Exercise description:
Each line in the data holding "Screen" should be listed.

Dataset rows describing interfaces
Content starts

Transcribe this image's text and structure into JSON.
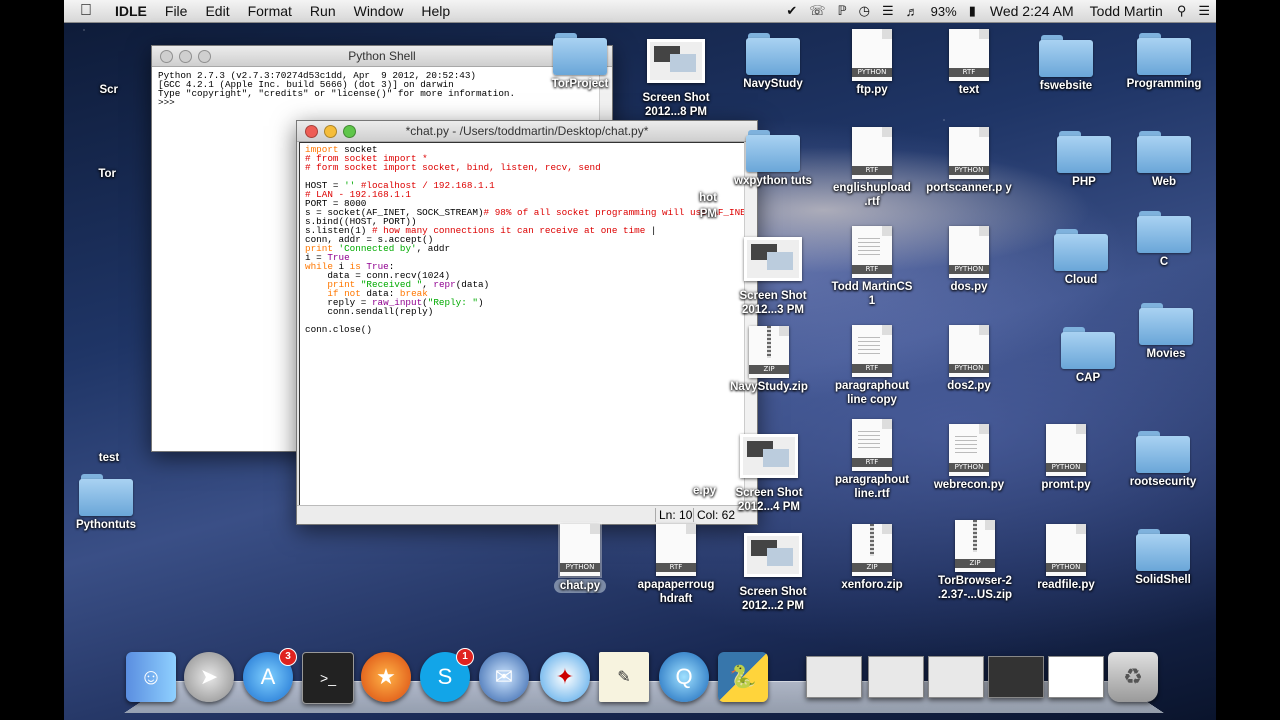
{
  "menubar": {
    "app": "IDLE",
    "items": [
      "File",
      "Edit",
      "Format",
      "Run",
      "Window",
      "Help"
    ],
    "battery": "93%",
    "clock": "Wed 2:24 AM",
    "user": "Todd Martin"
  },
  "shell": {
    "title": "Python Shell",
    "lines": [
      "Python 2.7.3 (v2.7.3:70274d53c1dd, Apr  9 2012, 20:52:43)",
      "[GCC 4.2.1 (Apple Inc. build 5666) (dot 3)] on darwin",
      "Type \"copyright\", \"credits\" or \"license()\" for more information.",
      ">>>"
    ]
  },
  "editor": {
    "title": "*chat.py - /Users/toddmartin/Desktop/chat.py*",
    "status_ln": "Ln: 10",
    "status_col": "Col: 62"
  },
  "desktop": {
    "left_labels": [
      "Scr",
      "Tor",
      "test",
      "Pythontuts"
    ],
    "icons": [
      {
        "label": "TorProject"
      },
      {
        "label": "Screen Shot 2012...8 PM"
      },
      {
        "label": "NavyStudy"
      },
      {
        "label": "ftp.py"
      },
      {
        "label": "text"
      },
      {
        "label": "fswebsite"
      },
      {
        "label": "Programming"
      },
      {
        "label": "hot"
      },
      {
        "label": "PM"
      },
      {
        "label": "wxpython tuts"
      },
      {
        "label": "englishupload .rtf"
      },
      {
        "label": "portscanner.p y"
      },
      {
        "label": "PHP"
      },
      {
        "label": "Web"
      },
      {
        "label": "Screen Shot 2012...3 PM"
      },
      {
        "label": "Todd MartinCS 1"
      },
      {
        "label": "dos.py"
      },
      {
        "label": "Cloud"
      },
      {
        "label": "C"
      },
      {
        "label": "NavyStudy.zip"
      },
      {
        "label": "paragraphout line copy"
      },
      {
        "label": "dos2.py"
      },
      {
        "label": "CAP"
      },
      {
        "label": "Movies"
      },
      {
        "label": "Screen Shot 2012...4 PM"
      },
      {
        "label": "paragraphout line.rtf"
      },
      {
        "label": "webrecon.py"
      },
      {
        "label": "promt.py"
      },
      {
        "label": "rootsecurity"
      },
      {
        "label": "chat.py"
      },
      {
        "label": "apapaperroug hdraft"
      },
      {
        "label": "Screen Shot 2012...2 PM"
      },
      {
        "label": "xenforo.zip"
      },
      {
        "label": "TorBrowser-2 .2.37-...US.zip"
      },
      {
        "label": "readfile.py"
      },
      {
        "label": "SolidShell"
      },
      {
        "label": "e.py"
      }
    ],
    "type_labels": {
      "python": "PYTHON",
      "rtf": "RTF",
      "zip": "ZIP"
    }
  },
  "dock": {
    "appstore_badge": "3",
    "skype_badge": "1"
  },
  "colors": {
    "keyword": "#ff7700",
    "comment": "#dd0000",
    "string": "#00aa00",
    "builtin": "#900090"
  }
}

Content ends

Expected output:
        "label": "Screen Shot 2012...8 PM"
        "label": "Screen Shot 2012...3 PM"
        "label": "Screen Shot 2012...4 PM"
        "label": "Screen Shot 2012...2 PM"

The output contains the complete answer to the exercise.